§ Task goal
Find every line below with the word "cnrainbird" in it, and copy each one.

[Data excerpts]
┄┄┄┄┄┄

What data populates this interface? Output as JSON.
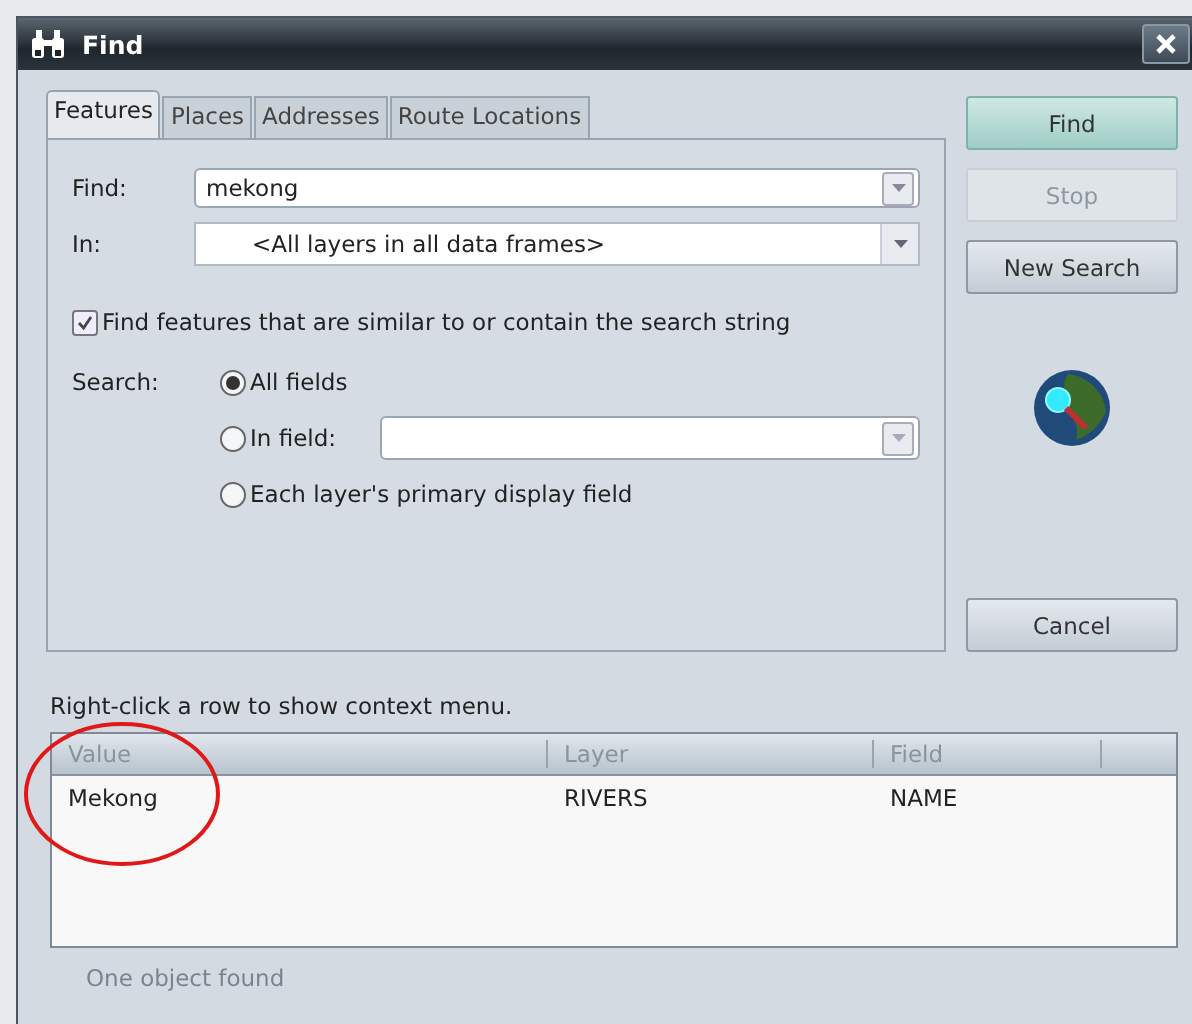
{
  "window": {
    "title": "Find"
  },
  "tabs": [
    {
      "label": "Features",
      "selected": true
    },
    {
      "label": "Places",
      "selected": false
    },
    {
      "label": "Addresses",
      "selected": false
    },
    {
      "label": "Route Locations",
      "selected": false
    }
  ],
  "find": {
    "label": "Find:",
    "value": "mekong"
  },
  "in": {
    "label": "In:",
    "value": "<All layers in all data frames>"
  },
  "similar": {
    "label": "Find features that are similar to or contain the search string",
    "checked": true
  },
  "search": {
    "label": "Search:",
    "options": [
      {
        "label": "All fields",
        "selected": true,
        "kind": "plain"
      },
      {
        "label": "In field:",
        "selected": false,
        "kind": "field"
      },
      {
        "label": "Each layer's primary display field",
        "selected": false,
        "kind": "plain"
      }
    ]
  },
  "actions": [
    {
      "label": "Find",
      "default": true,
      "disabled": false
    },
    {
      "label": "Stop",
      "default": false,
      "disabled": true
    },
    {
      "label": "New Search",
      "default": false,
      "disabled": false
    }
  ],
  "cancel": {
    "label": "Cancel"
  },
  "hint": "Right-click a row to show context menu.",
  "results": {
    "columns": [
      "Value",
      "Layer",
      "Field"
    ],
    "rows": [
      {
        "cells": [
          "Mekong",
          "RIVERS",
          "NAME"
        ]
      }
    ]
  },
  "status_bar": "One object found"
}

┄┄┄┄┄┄

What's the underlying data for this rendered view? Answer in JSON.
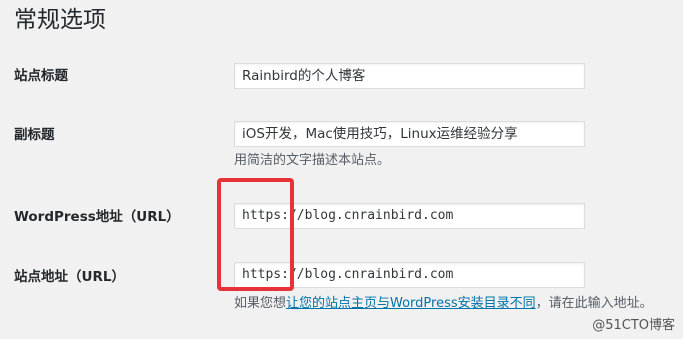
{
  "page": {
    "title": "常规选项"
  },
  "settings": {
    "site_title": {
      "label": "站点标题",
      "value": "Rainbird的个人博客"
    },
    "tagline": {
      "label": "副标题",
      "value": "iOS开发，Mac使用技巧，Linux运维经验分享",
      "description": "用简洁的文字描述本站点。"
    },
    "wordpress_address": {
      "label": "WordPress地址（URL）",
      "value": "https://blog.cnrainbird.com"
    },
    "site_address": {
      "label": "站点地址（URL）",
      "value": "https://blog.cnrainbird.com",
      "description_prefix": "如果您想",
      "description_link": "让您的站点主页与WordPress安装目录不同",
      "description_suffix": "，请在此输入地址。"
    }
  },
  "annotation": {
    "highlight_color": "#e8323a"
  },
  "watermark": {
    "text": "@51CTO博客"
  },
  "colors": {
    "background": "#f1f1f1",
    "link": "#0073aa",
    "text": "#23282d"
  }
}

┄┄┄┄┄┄

§ Result of this task
      "value": "https://blog.cnrainbird.com"
      "value": "https://blog.cnrainbird.com",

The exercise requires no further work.